## Background

In the book Problems in Modern Mathematics, S. Ulam asks the following question:

Suppose $A$ and $B$ are metric spaces, such that $A^2$ and $B^2$ equipped with the 2-metric $d((x_1, y_1),(x_2, y_2)) = \sqrt{d(x_1, x_2)^2 + d(y_1, y_2)^2}$ are isometric. Does it follow that $A$ and $B$ must also be isometric themselves?

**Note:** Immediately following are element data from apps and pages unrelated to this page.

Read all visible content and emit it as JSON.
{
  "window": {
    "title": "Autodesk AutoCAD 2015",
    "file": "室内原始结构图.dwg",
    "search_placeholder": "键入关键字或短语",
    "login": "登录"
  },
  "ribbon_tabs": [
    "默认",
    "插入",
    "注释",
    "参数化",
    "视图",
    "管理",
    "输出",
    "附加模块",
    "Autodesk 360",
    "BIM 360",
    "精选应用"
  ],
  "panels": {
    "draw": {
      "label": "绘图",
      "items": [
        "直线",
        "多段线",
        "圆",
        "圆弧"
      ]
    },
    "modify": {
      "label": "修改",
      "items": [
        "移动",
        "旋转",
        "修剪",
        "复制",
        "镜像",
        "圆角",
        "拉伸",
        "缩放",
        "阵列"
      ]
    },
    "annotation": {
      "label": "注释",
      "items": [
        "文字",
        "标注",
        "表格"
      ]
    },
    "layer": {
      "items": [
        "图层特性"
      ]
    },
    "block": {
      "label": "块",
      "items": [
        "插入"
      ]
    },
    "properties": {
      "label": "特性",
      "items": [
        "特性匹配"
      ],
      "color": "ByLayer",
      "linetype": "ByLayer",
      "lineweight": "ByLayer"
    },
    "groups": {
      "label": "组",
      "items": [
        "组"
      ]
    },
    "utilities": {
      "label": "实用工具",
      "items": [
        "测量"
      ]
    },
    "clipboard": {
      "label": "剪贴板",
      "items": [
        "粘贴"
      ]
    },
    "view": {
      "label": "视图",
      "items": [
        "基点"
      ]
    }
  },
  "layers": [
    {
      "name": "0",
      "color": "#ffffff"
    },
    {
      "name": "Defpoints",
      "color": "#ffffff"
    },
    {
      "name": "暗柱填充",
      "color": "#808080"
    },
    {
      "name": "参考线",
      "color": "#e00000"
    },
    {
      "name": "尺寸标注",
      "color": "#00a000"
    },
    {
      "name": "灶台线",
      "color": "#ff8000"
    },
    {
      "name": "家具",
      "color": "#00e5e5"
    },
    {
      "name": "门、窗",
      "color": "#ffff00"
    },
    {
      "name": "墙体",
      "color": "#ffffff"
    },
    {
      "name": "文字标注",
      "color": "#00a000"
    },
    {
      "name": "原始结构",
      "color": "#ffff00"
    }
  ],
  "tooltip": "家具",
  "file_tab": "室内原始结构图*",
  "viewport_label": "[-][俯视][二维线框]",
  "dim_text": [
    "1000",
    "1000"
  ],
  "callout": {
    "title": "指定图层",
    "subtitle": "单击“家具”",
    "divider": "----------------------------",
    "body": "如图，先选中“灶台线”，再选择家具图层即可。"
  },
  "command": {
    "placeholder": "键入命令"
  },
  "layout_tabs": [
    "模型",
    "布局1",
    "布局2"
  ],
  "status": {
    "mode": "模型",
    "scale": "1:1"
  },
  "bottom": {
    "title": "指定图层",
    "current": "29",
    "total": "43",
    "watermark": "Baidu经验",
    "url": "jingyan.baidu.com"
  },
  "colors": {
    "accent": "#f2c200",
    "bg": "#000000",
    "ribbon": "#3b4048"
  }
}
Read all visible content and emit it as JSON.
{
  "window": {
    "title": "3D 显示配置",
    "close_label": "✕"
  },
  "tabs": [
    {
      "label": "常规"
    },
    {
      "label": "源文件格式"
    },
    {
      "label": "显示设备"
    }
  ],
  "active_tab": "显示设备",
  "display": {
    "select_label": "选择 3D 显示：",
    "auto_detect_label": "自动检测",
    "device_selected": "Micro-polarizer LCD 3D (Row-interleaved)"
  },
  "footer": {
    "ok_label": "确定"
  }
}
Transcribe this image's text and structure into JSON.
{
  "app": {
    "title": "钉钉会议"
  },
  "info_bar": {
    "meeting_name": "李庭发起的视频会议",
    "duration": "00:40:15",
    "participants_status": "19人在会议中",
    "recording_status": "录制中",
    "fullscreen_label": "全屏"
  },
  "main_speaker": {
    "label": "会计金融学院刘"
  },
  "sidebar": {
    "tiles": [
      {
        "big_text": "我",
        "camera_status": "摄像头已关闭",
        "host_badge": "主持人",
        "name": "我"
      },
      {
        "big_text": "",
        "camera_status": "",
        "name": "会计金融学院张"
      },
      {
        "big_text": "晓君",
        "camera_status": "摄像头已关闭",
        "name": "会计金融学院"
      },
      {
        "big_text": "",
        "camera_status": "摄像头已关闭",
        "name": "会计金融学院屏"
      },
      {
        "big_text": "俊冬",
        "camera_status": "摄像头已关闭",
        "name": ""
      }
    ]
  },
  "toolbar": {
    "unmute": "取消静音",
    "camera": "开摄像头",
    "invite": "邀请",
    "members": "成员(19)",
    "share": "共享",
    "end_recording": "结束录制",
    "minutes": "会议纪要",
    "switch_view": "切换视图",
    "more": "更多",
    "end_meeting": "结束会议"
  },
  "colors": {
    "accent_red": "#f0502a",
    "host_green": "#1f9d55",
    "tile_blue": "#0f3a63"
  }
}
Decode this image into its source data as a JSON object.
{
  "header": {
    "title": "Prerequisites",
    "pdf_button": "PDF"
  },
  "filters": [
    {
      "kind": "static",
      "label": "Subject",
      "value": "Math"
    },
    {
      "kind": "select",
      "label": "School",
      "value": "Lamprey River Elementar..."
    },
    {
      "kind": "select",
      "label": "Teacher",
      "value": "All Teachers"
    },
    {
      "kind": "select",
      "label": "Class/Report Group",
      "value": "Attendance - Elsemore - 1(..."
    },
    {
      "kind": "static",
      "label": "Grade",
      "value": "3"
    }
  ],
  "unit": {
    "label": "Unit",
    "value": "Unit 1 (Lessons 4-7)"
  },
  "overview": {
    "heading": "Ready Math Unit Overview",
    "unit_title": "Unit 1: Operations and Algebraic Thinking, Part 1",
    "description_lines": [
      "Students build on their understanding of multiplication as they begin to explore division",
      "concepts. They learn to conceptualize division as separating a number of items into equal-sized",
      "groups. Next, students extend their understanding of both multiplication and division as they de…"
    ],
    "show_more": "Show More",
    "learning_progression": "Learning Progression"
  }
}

The answer to this general question is negative. Take for example the space of the rational numbers $\mathbb{Q}$ and the space $\mathbb{Q} \sqrt{2}$ of rational multiples of $\sqrt{2}$. These two spaces are obviously not isometric, but their squares are, isometry being just the rotation by $\frac{\pi}{4}$. See http://www.ams.org/journals/proc/1971-029-03/S0002-9939-1971-0278262-5/S0002-9939-1971-0278262-5.pdf for the proof.

## Question

What is the status of this problem for slightly less general metric spaces? I am especially interested in the following cases:

- What is known about this problem for complete metric spaces?
- What is known for finite metric spaces?

A good survey if it exists would be more than welcome.